Stored entries:
::::::::::

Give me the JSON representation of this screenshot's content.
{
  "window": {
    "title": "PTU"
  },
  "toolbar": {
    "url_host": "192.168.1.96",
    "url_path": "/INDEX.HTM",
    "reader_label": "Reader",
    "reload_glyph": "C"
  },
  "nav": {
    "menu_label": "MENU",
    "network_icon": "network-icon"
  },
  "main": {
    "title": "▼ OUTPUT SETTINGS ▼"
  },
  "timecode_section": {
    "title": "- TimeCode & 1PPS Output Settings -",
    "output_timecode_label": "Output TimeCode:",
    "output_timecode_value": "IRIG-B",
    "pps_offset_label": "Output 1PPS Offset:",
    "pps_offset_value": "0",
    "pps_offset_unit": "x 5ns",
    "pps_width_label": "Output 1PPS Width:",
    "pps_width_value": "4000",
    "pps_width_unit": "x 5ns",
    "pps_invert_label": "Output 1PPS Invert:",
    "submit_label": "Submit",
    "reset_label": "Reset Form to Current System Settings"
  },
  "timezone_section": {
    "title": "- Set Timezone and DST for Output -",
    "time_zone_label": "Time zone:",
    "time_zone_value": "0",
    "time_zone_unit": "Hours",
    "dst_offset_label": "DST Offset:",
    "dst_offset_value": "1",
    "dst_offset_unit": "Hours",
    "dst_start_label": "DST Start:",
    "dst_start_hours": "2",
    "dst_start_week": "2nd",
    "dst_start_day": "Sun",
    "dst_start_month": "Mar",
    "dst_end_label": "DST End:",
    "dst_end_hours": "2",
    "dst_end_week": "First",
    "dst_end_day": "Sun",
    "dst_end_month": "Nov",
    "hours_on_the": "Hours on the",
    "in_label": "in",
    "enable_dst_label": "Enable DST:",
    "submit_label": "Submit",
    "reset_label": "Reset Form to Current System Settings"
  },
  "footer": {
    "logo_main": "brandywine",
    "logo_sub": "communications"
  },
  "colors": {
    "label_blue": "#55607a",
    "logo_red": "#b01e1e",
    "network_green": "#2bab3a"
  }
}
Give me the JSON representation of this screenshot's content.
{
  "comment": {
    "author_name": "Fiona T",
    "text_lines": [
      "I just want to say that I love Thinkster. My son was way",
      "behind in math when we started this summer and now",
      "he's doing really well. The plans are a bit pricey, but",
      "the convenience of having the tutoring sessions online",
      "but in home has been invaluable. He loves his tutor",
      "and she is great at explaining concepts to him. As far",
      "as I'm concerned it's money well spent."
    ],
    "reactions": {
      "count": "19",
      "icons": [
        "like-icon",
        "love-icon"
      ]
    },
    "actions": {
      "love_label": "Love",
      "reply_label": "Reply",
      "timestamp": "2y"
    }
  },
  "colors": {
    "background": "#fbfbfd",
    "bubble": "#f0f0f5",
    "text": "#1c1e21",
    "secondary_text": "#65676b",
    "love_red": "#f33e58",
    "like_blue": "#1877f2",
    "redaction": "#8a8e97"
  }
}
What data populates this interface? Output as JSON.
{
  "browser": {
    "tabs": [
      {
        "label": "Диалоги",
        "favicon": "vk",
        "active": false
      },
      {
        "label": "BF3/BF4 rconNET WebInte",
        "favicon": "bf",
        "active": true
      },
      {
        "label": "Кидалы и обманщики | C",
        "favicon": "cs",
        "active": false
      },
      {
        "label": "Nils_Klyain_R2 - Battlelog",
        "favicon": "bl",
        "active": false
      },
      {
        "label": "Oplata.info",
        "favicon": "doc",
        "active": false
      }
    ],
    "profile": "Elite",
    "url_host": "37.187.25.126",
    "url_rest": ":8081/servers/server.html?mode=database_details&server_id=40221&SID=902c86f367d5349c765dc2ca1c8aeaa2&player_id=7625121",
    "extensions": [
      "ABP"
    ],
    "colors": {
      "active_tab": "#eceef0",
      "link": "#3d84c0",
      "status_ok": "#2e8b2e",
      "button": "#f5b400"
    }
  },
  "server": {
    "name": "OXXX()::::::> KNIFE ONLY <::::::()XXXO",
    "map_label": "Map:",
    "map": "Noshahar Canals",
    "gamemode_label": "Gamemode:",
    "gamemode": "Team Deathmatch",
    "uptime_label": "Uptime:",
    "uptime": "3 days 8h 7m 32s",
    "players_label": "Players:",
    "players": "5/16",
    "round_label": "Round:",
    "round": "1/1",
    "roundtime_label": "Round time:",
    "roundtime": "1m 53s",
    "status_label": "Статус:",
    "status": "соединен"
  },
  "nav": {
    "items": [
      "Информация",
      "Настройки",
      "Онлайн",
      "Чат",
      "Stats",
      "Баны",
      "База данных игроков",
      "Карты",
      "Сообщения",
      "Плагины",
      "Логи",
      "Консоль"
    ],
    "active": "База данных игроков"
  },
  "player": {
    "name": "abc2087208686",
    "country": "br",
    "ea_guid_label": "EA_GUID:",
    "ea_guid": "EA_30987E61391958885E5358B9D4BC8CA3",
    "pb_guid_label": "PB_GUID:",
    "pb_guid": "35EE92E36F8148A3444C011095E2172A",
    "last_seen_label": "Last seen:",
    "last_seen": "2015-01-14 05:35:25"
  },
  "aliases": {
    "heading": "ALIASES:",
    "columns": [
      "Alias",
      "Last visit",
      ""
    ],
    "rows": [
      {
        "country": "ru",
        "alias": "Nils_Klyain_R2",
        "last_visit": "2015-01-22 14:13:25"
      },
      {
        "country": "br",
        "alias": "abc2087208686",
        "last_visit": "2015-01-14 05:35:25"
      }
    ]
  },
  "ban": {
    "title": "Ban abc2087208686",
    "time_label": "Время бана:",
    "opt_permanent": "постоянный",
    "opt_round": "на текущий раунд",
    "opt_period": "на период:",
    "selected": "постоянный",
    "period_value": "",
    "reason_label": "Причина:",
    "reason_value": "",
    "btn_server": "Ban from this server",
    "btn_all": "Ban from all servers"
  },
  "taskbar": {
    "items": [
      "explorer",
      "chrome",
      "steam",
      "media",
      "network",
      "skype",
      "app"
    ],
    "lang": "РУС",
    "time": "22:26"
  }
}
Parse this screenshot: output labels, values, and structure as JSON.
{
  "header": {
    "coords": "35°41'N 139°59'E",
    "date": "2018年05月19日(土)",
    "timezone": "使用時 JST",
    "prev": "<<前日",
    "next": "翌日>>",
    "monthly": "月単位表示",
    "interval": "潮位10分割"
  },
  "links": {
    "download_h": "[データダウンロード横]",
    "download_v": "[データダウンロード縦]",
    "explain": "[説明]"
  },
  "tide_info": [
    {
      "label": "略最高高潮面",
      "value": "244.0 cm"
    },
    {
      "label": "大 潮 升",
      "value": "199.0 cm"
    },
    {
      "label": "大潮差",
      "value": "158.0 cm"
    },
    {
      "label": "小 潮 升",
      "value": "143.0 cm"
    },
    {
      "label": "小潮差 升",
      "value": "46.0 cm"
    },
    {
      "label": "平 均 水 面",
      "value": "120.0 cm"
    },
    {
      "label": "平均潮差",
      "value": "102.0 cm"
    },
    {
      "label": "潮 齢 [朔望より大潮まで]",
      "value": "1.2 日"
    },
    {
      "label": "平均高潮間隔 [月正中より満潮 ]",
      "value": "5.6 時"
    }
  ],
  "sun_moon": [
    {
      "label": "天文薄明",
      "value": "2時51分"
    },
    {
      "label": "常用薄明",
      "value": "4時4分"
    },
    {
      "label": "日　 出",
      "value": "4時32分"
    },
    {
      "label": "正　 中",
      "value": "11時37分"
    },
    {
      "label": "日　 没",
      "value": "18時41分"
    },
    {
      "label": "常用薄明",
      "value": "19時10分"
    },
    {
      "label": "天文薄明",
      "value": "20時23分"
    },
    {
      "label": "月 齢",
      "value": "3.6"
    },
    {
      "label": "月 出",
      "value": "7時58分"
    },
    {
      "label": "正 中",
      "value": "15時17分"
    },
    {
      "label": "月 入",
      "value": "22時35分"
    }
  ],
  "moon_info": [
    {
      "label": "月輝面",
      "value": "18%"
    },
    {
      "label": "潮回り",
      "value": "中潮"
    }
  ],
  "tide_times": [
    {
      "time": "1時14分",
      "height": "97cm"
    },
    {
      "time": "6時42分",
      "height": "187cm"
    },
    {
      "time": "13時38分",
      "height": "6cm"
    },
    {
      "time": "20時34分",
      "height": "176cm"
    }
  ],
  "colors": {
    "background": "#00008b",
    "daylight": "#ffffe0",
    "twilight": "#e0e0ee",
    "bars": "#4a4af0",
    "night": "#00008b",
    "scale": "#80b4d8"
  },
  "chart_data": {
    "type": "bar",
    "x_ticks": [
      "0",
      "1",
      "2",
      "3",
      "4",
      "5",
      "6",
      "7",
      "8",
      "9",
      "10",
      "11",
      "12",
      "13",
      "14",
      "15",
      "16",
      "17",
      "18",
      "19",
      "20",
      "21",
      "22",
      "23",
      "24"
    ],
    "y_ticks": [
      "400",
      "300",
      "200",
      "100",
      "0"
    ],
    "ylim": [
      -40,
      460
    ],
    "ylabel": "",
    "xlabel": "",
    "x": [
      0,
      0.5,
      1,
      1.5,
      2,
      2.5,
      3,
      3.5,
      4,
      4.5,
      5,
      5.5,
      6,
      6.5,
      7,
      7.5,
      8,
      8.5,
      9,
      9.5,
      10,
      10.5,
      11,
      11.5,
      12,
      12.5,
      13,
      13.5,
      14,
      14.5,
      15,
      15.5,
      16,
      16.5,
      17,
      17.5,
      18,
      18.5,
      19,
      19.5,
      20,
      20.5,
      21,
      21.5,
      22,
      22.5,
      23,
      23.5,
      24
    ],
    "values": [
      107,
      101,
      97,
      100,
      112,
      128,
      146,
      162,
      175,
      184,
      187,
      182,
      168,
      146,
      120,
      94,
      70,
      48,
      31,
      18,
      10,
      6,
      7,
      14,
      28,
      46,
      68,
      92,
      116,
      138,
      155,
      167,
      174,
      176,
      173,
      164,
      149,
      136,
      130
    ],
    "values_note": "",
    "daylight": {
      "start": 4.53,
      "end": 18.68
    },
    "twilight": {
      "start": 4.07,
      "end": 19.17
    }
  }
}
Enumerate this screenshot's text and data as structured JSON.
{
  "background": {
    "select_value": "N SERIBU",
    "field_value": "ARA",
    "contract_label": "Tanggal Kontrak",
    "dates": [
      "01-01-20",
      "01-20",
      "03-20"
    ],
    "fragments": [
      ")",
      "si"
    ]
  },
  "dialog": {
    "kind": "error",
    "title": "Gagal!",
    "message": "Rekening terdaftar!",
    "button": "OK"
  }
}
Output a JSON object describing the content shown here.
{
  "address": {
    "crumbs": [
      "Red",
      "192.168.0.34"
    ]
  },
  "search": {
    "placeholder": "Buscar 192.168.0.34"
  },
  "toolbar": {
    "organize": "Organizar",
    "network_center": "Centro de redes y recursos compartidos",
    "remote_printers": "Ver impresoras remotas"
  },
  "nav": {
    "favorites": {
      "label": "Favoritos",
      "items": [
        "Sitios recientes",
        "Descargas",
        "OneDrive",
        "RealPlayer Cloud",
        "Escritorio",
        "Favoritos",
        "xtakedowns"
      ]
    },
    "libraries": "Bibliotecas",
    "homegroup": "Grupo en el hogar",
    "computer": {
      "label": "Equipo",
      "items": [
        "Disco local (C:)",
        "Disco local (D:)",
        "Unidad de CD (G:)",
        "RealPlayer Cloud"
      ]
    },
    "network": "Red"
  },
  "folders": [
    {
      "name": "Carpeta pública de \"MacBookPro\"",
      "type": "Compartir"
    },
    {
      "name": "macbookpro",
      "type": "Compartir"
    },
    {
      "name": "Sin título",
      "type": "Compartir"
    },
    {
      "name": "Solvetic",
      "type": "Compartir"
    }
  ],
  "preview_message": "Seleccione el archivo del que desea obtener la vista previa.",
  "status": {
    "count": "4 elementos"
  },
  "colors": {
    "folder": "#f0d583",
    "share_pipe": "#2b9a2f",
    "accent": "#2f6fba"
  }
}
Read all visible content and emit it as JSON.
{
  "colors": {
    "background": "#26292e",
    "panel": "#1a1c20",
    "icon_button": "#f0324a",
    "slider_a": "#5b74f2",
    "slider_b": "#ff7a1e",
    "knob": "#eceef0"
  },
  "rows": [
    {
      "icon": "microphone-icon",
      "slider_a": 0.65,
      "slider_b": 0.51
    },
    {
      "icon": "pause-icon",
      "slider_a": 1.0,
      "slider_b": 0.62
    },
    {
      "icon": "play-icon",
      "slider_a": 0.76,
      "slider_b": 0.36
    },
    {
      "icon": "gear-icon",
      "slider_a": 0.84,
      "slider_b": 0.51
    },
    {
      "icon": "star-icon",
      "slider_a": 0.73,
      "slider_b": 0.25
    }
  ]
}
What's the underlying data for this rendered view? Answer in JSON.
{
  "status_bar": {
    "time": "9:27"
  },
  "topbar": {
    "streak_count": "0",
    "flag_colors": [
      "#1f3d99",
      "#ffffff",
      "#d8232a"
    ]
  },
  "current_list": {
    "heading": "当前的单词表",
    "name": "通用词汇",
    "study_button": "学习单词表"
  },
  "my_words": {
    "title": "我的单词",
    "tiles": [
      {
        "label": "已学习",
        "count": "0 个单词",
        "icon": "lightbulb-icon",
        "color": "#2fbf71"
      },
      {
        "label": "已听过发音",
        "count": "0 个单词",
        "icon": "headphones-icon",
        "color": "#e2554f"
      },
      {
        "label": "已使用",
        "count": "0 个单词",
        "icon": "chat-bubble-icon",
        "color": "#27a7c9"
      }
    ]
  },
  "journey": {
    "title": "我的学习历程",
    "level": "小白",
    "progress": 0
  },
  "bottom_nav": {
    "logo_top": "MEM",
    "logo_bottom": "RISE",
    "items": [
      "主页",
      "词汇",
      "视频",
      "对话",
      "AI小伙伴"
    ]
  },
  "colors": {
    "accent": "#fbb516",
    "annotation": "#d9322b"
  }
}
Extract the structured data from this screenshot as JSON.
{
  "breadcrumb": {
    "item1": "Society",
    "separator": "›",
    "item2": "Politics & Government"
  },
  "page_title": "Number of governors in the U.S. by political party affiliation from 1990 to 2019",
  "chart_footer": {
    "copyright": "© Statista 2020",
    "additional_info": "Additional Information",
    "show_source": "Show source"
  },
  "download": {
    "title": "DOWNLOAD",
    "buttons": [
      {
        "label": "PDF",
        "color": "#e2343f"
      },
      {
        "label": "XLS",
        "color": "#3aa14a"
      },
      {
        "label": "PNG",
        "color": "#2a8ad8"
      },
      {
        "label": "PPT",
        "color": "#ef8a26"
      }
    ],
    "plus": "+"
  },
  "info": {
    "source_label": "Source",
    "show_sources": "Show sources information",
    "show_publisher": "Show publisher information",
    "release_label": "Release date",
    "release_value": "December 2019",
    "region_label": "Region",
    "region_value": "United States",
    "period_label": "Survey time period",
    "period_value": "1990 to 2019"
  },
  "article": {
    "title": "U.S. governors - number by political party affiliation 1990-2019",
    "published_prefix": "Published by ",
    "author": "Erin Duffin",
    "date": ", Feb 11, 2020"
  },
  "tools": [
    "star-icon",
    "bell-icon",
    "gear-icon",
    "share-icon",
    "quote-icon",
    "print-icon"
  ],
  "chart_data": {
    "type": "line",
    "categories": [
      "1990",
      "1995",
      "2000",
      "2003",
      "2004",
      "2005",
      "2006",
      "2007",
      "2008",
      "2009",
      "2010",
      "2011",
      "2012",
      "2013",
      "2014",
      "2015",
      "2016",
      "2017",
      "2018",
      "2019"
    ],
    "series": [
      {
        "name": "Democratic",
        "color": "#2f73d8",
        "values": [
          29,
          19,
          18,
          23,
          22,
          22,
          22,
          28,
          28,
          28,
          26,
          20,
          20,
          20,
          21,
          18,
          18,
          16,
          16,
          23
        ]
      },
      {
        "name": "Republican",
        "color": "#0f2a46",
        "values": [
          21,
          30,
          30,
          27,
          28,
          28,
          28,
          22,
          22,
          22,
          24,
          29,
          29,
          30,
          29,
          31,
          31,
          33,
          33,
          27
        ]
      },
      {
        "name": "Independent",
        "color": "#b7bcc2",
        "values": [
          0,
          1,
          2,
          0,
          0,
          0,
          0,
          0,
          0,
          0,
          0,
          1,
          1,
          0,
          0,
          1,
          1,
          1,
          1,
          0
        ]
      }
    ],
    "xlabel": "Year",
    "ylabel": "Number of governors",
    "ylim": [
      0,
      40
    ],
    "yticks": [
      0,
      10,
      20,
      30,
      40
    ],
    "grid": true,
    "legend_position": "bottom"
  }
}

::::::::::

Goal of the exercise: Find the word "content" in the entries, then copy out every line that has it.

Answer space:
Give me the JSON representation of this screenshot's content.
Give me the JSON representation of this screenshot's content.
Output a JSON object describing the content shown here.
Read all visible content and emit it as JSON.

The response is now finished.